  • Upvote 1

Share this post


Link to post
Share on other sites

So in non-Interloper modes I found myself balancing weight and warmth by aiming for the best coefficient (see the wiki for clothing). I ignored protection as I try to stay out of fights anyway.

Having recently switched to interloper however my thinking changed. I now go for max warmth. Two bear-skin coats sounded ridiculous to me (you know... "only" +2° C compared to a wolf skin coat and you "pay" with even more weight while not using the windproof bonus of the inner coat) but now I hope to get them soon in my current run.

Yes, +2 °C sounds weak but assume you are -6 °C in mystery lake outside: If you add 2°C bonus you gain 50% more time outside. Not to mention the cold regions like Bleak Inlet or Pleasant Valley where I feel my Interloper needs every warmth bonus possible.

Share this post


Link to post
Share on other sites
51 minutes ago, DrZ said:

. . . I now go for max warmth. Two bear-skin coats sounded ridiculous to me . . .

Ages ago I used to get a bearskin coat as fast as possible, but now I have changed my coat strategy.

Bearskin coast are great when they are new.  But as they lose condition their warmth benefit is also lost.  So they become a heavy coat that doesn't give you full warmth.  Maintaining bearskin coats is a problem.  Bear skins are not easily and quickly come by, therefore repairs usually have to be delayed prolonging the time spent with a heavy bearskin coat that is not giving you its full warmth potential. 

Wolfskin coast are less warm but because of the abundance of wolves and their pelts it is easy to keep a wolfskin coat in good condition giving you its near maximum warmth benefit. The weight saved wearing a wolfskin coat is often important.

Edited by peteloud

Share this post


Link to post
Share on other sites

I prefer to balance between weight and quality, because there is no use wearing two bearskin coats if you are going to be overweight all the time. for me the ideal garments are the following:
military coat plus expedition parka, Canadian hat, green wool mittens, cowichan fisherman's sweater, snow pants plus combat pants, climbing socks, insulated or military boots or if you find the traditional boots better and an ear cover. These garments give you a good heat and protection bonus and you also have a lot of space in your backpack, for me it is the best clothes, I play in stalker mode.

Share this post


Link to post
Share on other sites
22 minutes ago, peteloud said:

Wolfskin coast are less warm but because of the abundance of wolves and their pelts it is easy to keep a wolfskin coat in good condition giving you its near maximum warmth benefit. The weight saved wearing a wolfskin coat is often important.

Interesting.

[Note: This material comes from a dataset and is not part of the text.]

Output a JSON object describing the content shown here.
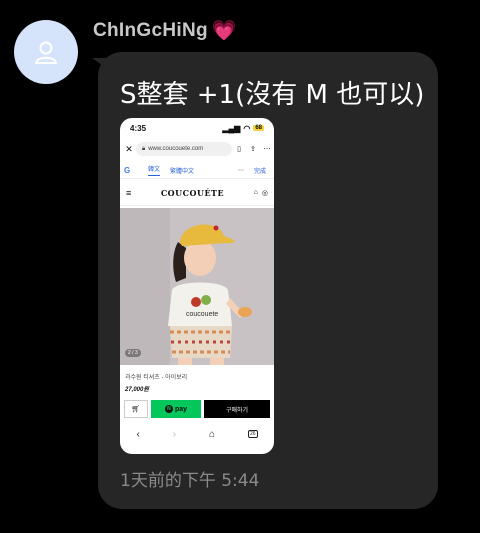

Also as Interloper in PV or BI?

23 minutes ago, peteloud said:

Bearskin coast are great when they are new.  But as they lose condition their warmth benefit is also lost.  So they become a heavy coat that doesn't give you full warmth.  Maintaining bearskin coats is a problem.  Bear skins are not easily and quickly come by, therefore repairs usually have to be delayed prolonging the time spent with a heavy bearskin coat that is not giving you its full warmth potential.

That is a valid point and here this connects again with preferences and play style (which I love about this game btw - everybody likes to do things a little bit different which might change other habits as well...). For me this is not a problem as I center my play style around bears. They give the hide and plenty of meat and guts which I use to establish a base in every region. If you have enough meat and water you can save a lot of matches as you simply wait till the weather allows for the magnifying lens to be used for additional cooking.

On the other hand I do not get that many wolf hides. In my current run I had to hunt 3 of them to get the 4 for my coat and I was wondering if I should have gone for the bear coat directly... Again, play style as I avoid wolves to the extreme (using stones do distract or torches to repel).

Share this post


Link to post
Share on other sites

Create an account or sign in to comment

You need to be a member in order to leave a comment

Create an account

Sign up for a new account in our community. It's easy!

Register a new account

Sign in

Already have an account? Sign in here.

Sign In Now